Waiting. Since August 5 I’ve been waiting. Waiting for the mammogram results. Waiting for the ultrasound and the second mammogram. Waiting for the biopsy. Waiting for the biopsy results. Waiting for the surgery. Waiting to heal. Waiting for the surgery results. Waiting to meet with my oncologist. After that, I’ll wait for another surgery (potentially) or radiation (most likely) or chemotherapy (I hope not). Then I’ll wait for the results from the surgery and from any treatment I begin, every day not knowing if it’s getting smaller or bigger.
Dr. B. and his staff know I don’t do well with waiting. After I saw the results of the sentinel node biopsy last week and called to find out what it meant, Nurse Becky moved my appointment up from today to last Friday. Then Friday morning she called to let me know there’d been a cancellation half an hour before my appointment. “I thought of you immediately,” she said. Did I want it?
Yes, yes I certainly did.
The good news is that my breast is c-free. That bad news is that c was present in the sentinel node. It’s uncertain if it’s spread further. Tomorrow I meet with Dr. S., my oncologist, to figure out what’s next. One of the first things that Dr. B. said to me was that I did NOT make the wrong decision by choosing a lumpectomy after a mastectomy. I had wondered, of course. Said to Jim shortly after seeing the chart that maybe I should have gotten it lopped off.
I shouldn’t have. Even if I had gotten the whole kit and kaboodle removed the lymph nodes would still be there, and that’s where they discovered the interloper had found another home. Hiding. Burrowing. Spreading? We don’t know. I have to wait to find out.
The cumulative stress is starting to get to me. On its own the uncertainty and fear would be enough to make my generally sunny disposition cloud over. It’s compounded by the stress of COVID and my fear for my country. Plus I have some pain – not much, but some – at the site of the lumpectomy and biopsy and I’m unable to do the things I want to do. I had begun working out with my TRX system. Can’t do that for awhile. I’m finally able to go for walks now, but we can’t go on the Prairie Trail because too many runners and cyclists don’t wear masks and I am now an immunocompromised person. I can’t go the grocery store for the same reason (I could, but Jim won’t have it). Instead, I have to wait until my body heals so that I can build its strength, and I have to wait until I can put away the iron skillet because right now even that is too heavy.
Are you getting depressed reading this?

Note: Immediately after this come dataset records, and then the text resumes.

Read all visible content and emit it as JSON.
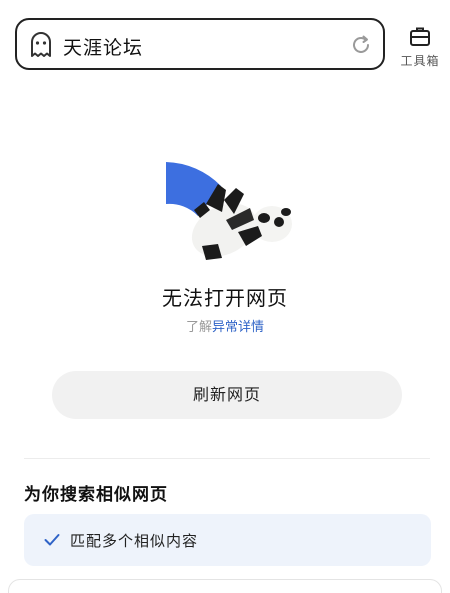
{
  "search": {
    "value": "天涯论坛",
    "ghost_icon": "ghost-icon",
    "refresh_icon": "refresh-icon"
  },
  "toolbox": {
    "icon": "toolbox-icon",
    "label": "工具箱"
  },
  "error": {
    "title": "无法打开网页",
    "details_prefix": "了解",
    "details_link": "异常详情"
  },
  "actions": {
    "refresh_label": "刷新网页"
  },
  "suggestions": {
    "section_title": "为你搜索相似网页",
    "items": [
      {
        "icon": "check-icon",
        "label": "匹配多个相似内容"
      }
    ]
  },
  "colors": {
    "accent": "#2f63c7",
    "illustration_blue": "#3d6fe0",
    "button_bg": "#f1f1f1",
    "card_bg": "#eef3fb"
  }
}
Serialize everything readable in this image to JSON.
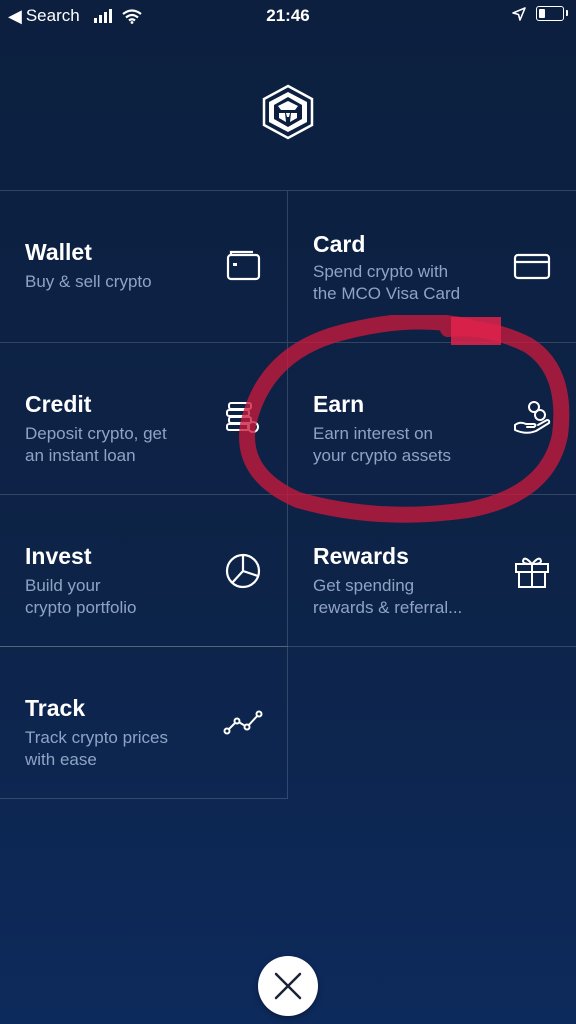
{
  "status_bar": {
    "back_label": "Search",
    "time": "21:46",
    "icons": [
      "back-arrow-icon",
      "signal-icon",
      "wifi-icon",
      "location-icon",
      "battery-icon"
    ]
  },
  "logo": {
    "name": "app-logo-icon"
  },
  "menu": {
    "items": [
      {
        "title": "Wallet",
        "subtitle": "Buy & sell crypto",
        "icon": "wallet-icon"
      },
      {
        "title": "Card",
        "subtitle": "Spend crypto with\nthe MCO Visa Card",
        "icon": "card-icon"
      },
      {
        "title": "Credit",
        "subtitle": "Deposit crypto, get\nan instant loan",
        "icon": "coins-stack-icon"
      },
      {
        "title": "Earn",
        "subtitle": "Earn interest on\nyour crypto assets",
        "icon": "hand-coins-icon"
      },
      {
        "title": "Invest",
        "subtitle": "Build your\ncrypto portfolio",
        "icon": "pie-chart-icon"
      },
      {
        "title": "Rewards",
        "subtitle": "Get spending\nrewards & referral...",
        "icon": "gift-icon"
      },
      {
        "title": "Track",
        "subtitle": "Track crypto prices\nwith ease",
        "icon": "trend-line-icon"
      }
    ]
  },
  "close_button": {
    "icon": "close-icon"
  },
  "colors": {
    "background_top": "#0c1f3f",
    "background_bottom": "#0d2a5c",
    "subtitle": "#8fa3c4",
    "annotation": "#c8193c"
  }
}
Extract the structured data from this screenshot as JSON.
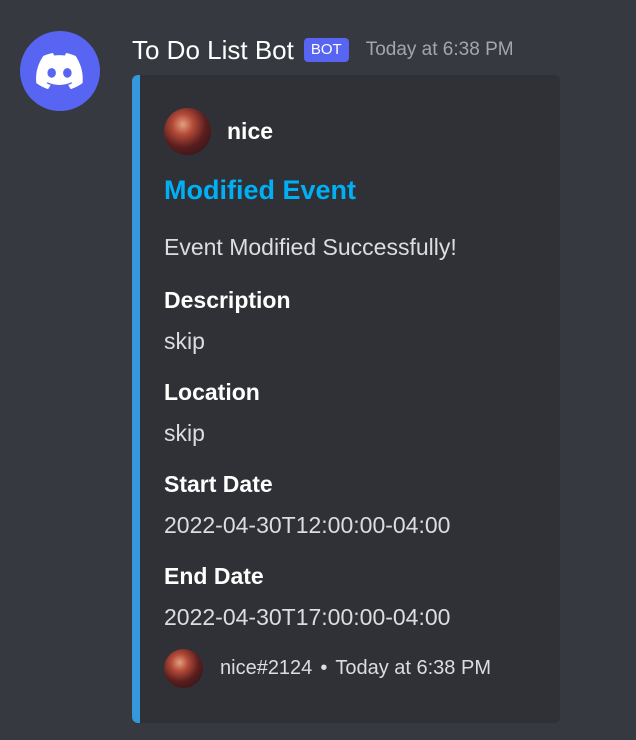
{
  "message": {
    "author": "To Do List Bot",
    "bot_tag": "BOT",
    "timestamp": "Today at 6:38 PM",
    "avatar_icon": "discord-logo-icon"
  },
  "embed": {
    "accent_color": "#3498db",
    "author_name": "nice",
    "title": "Modified Event",
    "description": "Event Modified Successfully!",
    "fields": [
      {
        "name": "Description",
        "value": "skip"
      },
      {
        "name": "Location",
        "value": "skip"
      },
      {
        "name": "Start Date",
        "value": "2022-04-30T12:00:00-04:00"
      },
      {
        "name": "End Date",
        "value": "2022-04-30T17:00:00-04:00"
      }
    ],
    "footer": {
      "text": "nice#2124",
      "separator": "•",
      "timestamp": "Today at 6:38 PM"
    }
  },
  "colors": {
    "background": "#36393f",
    "embed_background": "#2f3136",
    "bot_tag": "#5865f2",
    "title_link": "#00aff4"
  }
}
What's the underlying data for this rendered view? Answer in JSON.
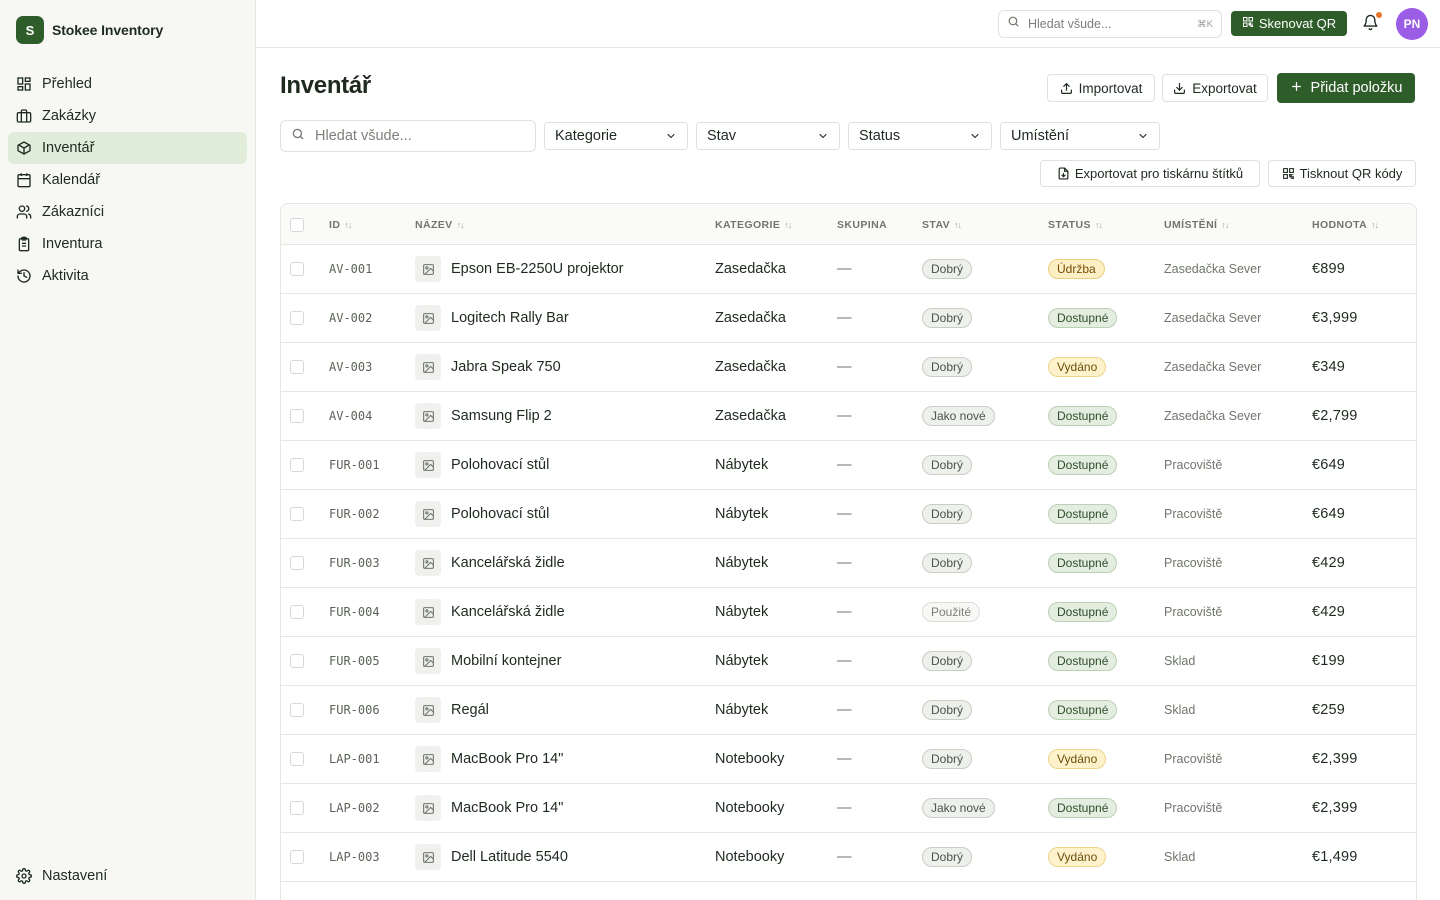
{
  "brand": {
    "logo_letter": "S",
    "name": "Stokee Inventory"
  },
  "nav": [
    {
      "label": "Přehled",
      "icon": "dashboard-icon",
      "active": false
    },
    {
      "label": "Zakázky",
      "icon": "briefcase-icon",
      "active": false
    },
    {
      "label": "Inventář",
      "icon": "box-icon",
      "active": true
    },
    {
      "label": "Kalendář",
      "icon": "calendar-icon",
      "active": false
    },
    {
      "label": "Zákazníci",
      "icon": "users-icon",
      "active": false
    },
    {
      "label": "Inventura",
      "icon": "clipboard-icon",
      "active": false
    },
    {
      "label": "Aktivita",
      "icon": "history-icon",
      "active": false
    }
  ],
  "settings": {
    "label": "Nastavení",
    "icon": "gear-icon"
  },
  "topbar": {
    "search_placeholder": "Hledat všude...",
    "shortcut": "⌘K",
    "scan_label": "Skenovat QR",
    "avatar_initials": "PN"
  },
  "page": {
    "title": "Inventář",
    "import_label": "Importovat",
    "export_label": "Exportovat",
    "add_label": "Přidat položku",
    "search_placeholder": "Hledat všude...",
    "filters": [
      "Kategorie",
      "Stav",
      "Status",
      "Umístění"
    ],
    "export_labels_label": "Exportovat pro tiskárnu štítků",
    "print_qr_label": "Tisknout QR kódy"
  },
  "table": {
    "columns": [
      "ID",
      "NÁZEV",
      "KATEGORIE",
      "SKUPINA",
      "STAV",
      "STATUS",
      "UMÍSTĚNÍ",
      "HODNOTA"
    ],
    "rows": [
      {
        "id": "AV-001",
        "name": "Epson EB-2250U projektor",
        "category": "Zasedačka",
        "group": "—",
        "condition": "Dobrý",
        "status": "Údržba",
        "location": "Zasedačka Sever",
        "value": "€899"
      },
      {
        "id": "AV-002",
        "name": "Logitech Rally Bar",
        "category": "Zasedačka",
        "group": "—",
        "condition": "Dobrý",
        "status": "Dostupné",
        "location": "Zasedačka Sever",
        "value": "€3,999"
      },
      {
        "id": "AV-003",
        "name": "Jabra Speak 750",
        "category": "Zasedačka",
        "group": "—",
        "condition": "Dobrý",
        "status": "Vydáno",
        "location": "Zasedačka Sever",
        "value": "€349"
      },
      {
        "id": "AV-004",
        "name": "Samsung Flip 2",
        "category": "Zasedačka",
        "group": "—",
        "condition": "Jako nové",
        "status": "Dostupné",
        "location": "Zasedačka Sever",
        "value": "€2,799"
      },
      {
        "id": "FUR-001",
        "name": "Polohovací stůl",
        "category": "Nábytek",
        "group": "—",
        "condition": "Dobrý",
        "status": "Dostupné",
        "location": "Pracoviště",
        "value": "€649"
      },
      {
        "id": "FUR-002",
        "name": "Polohovací stůl",
        "category": "Nábytek",
        "group": "—",
        "condition": "Dobrý",
        "status": "Dostupné",
        "location": "Pracoviště",
        "value": "€649"
      },
      {
        "id": "FUR-003",
        "name": "Kancelářská židle",
        "category": "Nábytek",
        "group": "—",
        "condition": "Dobrý",
        "status": "Dostupné",
        "location": "Pracoviště",
        "value": "€429"
      },
      {
        "id": "FUR-004",
        "name": "Kancelářská židle",
        "category": "Nábytek",
        "group": "—",
        "condition": "Použité",
        "status": "Dostupné",
        "location": "Pracoviště",
        "value": "€429"
      },
      {
        "id": "FUR-005",
        "name": "Mobilní kontejner",
        "category": "Nábytek",
        "group": "—",
        "condition": "Dobrý",
        "status": "Dostupné",
        "location": "Sklad",
        "value": "€199"
      },
      {
        "id": "FUR-006",
        "name": "Regál",
        "category": "Nábytek",
        "group": "—",
        "condition": "Dobrý",
        "status": "Dostupné",
        "location": "Sklad",
        "value": "€259"
      },
      {
        "id": "LAP-001",
        "name": "MacBook Pro 14\"",
        "category": "Notebooky",
        "group": "—",
        "condition": "Dobrý",
        "status": "Vydáno",
        "location": "Pracoviště",
        "value": "€2,399"
      },
      {
        "id": "LAP-002",
        "name": "MacBook Pro 14\"",
        "category": "Notebooky",
        "group": "—",
        "condition": "Jako nové",
        "status": "Dostupné",
        "location": "Pracoviště",
        "value": "€2,399"
      },
      {
        "id": "LAP-003",
        "name": "Dell Latitude 5540",
        "category": "Notebooky",
        "group": "—",
        "condition": "Dobrý",
        "status": "Vydáno",
        "location": "Sklad",
        "value": "€1,499"
      }
    ]
  },
  "colors": {
    "accent": "#2f5d2a",
    "active_nav": "#e1eddb",
    "badge_good_bg": "#eef0ec",
    "badge_good_border": "#c9cdc5",
    "badge_used_bg": "#f7f7f6",
    "badge_maintenance_bg": "#fcefc4",
    "badge_issued_bg": "#fdf2cc",
    "badge_available_bg": "#e3ede0"
  }
}
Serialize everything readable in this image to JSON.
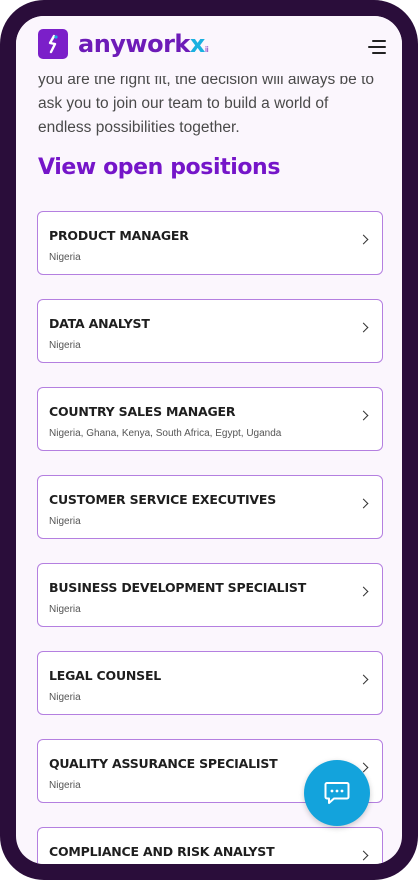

I am. I’m also done with it. I’m not going to feel this way.
That’s why I write. This is what I do. I get out all the crap, all the anger, all the fear, all the frustration, and then I move on. Well, not all of it. Those emotions have been building up and the reason for them is still there, so I expect this angst to return. But that’s OK, because I know how to cope with it, with all of it. I know what I need to do. My fingers are spigots and I need to spit out everything I’m feeling. I can’t hold it in. To do so is to invite implosion.
I said to a friend the other day that I’m beginning to feel like this is, that “c” may be, a blessing. That’s a thought I’ll revisit another time, because today I’m struggling with that idea, although there is so very much for which I’m grateful. The outpouring of love and support I’ve received is beyond anything I would have imagined (if I’d ever imagined I’d be so desperately in need of it, which I hadn’t). The kindness, the absolute and unconditional abundance of kindness has given me so much hope. It’s been proof positive of the goodness of people, proof positive that my optimism is warranted. When too many fail to hide their evil thoughts and it seems that civility and kindness is disappearing, to be the recipient of so many active displays of love is a gift. And I hope that everyone who has interacted is seeing the kindness of others and is also uplifted.
One thing I don’t have to wait for is that love, that kindness, that support. When I share my struggles and hopes and immediately see words of encouragement, I feel such gratitude. It’s the best possible form of instant gratification.
Waiting is hard. Waiting sucks. But I do know I’ll learn more tomorrow, and we’ll take the next step, whatever that is.
Subscribe to be notified of new posts: